Since that time just three years ago, things have grown more exponentially than we could have ever imagined, to the point where we have sometimes seen over 8000 page views in a single day, and for that we send out a huge thanks to the people of Shrewsbury who turn to it each day for the most up to date information on this great town we call home. The best part, at least in my opinion, is that we’ve done that while maintaining some class and decorum, without trying to make a “news story” out of every falling leaf, without emailing 2000 people every day, and without trying to crank up page views by imploring you to vote for your favorite donut each week. As Sgt. Joe Friday said, we give you “just the facts.” I suppose one reason for that is that we remain committed to the fact that the Shrewsbury Lantern is the only news site that isn’t drive by ad sales, page views and profit, which it was never about anyway. No, we exist purely for the love of the town of Shrewsbury itself. Any advertisements we do allow, which is rare, are really reserved usually for local businesses and friends we know and love, are not brought in to generate money, but to provide a little extra exposure and encourage people to shop local at a time when we all need to stick together.

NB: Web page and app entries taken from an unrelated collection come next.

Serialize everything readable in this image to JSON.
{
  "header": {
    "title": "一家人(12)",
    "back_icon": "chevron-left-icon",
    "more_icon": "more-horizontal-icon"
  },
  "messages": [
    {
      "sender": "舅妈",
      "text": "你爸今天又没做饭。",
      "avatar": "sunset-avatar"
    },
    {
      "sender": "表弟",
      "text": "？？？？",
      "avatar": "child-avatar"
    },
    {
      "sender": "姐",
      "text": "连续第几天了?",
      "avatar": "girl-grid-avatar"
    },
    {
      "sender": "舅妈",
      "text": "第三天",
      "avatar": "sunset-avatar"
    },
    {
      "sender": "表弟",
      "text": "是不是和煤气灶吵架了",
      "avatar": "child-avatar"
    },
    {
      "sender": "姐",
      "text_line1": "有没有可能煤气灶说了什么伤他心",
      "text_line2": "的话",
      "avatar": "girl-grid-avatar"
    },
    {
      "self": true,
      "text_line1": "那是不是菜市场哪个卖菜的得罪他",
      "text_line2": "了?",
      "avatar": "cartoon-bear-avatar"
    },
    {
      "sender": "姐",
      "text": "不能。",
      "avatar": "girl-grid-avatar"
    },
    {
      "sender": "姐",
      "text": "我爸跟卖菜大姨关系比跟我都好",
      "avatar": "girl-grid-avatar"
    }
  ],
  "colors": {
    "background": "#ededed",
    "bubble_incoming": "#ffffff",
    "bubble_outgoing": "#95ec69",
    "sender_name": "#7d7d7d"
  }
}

We still are looking for people who want to contribute in some way. Perhaps that’s you! We need people to do restaurant reviews, cover local sporting events, interview local officials and more. This could be student interns from college or high school, looking to build their resume, or just as easily anyone with a passion for Shrewsbury, and a love of writing. If that’s you, why not drop an email and describe what your particular field of expertise is, and we’ll make a spot for you as a regular columnist.
Thanks again to everyone for all of your love and support. Keep on reading, and most of all please keep the story ideas coming. We are here to be your hometown news source and to serve the community. We can only do that with your suggestions coming in all the time. Oh by the way, someone asked me just the other day what our “biggest story” has been over the years, so I took some time today to go back and check. The answer surprised even me, but it most definitely put a smile on my face. Can you loyal readers remember which one it was? If you guessed the April Fools story about the 100 pound catfish in Lake Quinsigamond, you’d be right! If you’d like a chuckle, check out the story again at this link, and be sure to read the comments that went along with it. http://shrewsbury.net?p=17430